Instituting Collaborative Planning: government systems, trust and collective action in Ethiopia
More democratic planning processes are acknowledged to facilitate several positive outcomes including acceptance, support, better solutions and ownership, which are even more critical in developing countries where resource limitation is debilitating. But the paradox lies in needing to institute more democratic planning processes inside less democratic systems. In seeking explanations as to why collaboration in planning is lacking in urban Ethiopia, the research adopts a different analytical perspective that conceptualizes the state not only as a direct participant through its different agencies but also as the main architect of social structure. As the state in less democratic systems is stronger in shaping society, the contextualization of sense-making in the wider environment of the South requires focusing on the influence of government systems to discover associations and patterns that determine the structure of planning processes.
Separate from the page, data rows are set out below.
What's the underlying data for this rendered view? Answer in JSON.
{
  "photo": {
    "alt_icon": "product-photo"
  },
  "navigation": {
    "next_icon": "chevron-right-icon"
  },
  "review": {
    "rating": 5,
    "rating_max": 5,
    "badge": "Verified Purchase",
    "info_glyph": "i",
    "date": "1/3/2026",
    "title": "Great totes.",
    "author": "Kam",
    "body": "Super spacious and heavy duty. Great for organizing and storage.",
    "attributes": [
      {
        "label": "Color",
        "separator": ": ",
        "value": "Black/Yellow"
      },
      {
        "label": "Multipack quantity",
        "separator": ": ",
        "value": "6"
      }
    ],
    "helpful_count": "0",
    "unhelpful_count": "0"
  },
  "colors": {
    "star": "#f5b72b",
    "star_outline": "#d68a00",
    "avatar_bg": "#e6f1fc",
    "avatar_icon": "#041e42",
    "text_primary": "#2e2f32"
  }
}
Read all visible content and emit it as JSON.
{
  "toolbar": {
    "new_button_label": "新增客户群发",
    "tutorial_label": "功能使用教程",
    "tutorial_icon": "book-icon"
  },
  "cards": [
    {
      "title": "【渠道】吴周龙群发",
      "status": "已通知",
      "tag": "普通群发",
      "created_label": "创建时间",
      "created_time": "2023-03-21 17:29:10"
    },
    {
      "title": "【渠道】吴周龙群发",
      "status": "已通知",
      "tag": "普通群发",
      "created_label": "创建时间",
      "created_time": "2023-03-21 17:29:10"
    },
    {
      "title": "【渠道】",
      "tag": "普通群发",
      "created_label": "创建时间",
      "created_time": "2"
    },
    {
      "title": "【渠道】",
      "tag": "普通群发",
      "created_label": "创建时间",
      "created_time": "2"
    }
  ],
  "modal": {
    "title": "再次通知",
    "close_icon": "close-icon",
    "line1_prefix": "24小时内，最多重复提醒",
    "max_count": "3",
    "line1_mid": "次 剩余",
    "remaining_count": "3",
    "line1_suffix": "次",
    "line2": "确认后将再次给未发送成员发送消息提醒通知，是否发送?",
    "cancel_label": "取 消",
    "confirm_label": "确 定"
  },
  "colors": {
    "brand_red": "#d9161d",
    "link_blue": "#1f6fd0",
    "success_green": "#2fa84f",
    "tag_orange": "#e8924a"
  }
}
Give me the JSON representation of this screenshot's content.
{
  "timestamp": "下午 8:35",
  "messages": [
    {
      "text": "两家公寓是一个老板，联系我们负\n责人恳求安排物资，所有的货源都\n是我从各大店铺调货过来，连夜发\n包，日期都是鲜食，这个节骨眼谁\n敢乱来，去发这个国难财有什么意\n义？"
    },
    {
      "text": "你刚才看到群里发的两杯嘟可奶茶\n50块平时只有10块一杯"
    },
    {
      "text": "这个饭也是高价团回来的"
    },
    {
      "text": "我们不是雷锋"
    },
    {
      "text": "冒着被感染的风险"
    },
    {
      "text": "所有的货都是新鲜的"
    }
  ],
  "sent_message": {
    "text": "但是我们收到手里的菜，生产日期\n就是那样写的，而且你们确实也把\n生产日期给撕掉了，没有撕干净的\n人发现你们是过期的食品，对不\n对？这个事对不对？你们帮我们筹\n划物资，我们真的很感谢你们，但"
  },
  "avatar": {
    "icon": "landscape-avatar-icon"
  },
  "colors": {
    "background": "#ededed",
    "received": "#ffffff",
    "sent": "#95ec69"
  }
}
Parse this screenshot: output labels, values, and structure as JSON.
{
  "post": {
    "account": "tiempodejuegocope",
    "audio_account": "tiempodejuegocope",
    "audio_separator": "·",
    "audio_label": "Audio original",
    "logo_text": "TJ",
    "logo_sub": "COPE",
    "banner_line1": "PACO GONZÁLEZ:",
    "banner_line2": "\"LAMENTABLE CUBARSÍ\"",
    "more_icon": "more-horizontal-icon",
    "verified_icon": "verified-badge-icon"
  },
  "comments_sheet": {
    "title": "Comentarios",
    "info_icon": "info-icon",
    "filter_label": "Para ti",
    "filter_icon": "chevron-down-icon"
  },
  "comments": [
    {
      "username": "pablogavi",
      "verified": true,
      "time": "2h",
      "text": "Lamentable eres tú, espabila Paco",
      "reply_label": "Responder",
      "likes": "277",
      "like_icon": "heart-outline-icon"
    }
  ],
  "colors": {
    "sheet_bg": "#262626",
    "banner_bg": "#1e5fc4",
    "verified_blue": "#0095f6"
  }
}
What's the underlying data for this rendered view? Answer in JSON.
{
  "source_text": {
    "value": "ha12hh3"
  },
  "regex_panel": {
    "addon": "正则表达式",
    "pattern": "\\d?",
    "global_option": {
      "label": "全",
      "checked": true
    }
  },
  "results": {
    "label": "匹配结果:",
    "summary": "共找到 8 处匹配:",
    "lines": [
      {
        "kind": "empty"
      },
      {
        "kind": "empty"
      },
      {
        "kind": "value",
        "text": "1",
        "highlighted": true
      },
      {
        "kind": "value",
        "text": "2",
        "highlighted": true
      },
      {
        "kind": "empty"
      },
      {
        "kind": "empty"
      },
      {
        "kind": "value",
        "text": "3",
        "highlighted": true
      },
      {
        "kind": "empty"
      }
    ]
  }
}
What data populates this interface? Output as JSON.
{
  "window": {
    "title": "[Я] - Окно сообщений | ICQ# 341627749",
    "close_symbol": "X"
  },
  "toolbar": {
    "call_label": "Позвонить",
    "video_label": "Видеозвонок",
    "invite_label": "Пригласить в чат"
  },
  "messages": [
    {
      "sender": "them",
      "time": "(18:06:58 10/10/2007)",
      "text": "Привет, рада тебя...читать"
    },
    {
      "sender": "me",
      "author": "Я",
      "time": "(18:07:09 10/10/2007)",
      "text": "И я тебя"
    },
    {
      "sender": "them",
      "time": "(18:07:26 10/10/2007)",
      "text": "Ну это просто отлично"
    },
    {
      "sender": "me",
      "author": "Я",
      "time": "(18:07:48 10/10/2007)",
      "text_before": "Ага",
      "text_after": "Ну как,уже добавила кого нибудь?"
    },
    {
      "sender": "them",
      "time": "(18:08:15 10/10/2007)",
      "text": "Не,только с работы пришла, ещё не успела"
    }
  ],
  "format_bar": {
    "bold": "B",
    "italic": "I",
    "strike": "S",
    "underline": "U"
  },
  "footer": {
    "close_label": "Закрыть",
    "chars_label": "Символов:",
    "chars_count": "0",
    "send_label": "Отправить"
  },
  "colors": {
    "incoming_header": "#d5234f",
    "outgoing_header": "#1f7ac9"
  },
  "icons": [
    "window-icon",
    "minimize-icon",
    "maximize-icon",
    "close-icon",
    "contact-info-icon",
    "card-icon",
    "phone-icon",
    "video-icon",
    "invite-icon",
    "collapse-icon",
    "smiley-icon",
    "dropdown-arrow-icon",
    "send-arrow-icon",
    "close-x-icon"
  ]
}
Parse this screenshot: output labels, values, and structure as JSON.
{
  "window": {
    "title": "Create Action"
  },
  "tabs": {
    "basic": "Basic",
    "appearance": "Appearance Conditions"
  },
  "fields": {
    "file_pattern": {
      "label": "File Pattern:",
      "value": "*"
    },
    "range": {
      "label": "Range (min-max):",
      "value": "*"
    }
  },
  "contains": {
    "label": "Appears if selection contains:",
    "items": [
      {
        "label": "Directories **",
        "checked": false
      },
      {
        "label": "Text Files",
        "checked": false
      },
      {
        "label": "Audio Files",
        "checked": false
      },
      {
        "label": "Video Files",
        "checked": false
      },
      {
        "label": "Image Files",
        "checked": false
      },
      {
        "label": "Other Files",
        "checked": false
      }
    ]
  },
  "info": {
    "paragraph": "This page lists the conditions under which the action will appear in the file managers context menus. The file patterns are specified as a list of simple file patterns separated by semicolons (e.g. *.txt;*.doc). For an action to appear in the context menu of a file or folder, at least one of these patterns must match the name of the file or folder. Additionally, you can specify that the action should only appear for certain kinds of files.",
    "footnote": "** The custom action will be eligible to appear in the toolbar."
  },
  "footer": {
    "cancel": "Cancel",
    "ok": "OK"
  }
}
Adopting flexible and pragmatic methodological procedures, methods and techniques that balance what is possible with epistemological interest, the research introduces a different lens to planning that links trust, collective action and cooperation with confidence in government by taking into consideration the embeddedness of actors within the framework of existing realities. Through the case of Amdework, the thesis presents implications on planning by the different attributes of the state and state-society relations. It shows how and to what extent partial and undemocratic government systems create power asymmetry, impede the development and the integrity of organized civil society, affect social capital such as trust, cooperative norms and the motivation to participate in collective action. These in turn penetrate planning processes by destroying the basic level of trust, balanced power of participants and democratic culture, and the we-intention for joint action. And through five more cases that focus on conceptions and cooperation at the micro-level (in the autonomous community of Awra Amba, the foreign NGO spearheaded joint action of the BuraNest initiative, and different projects in or related with Addis Ababa), it provides empirical evidence that planning, whether government entities are direct participants or not, also heed to pressures exerted by the overall of intuitional/political environment where the state rules rather than governs.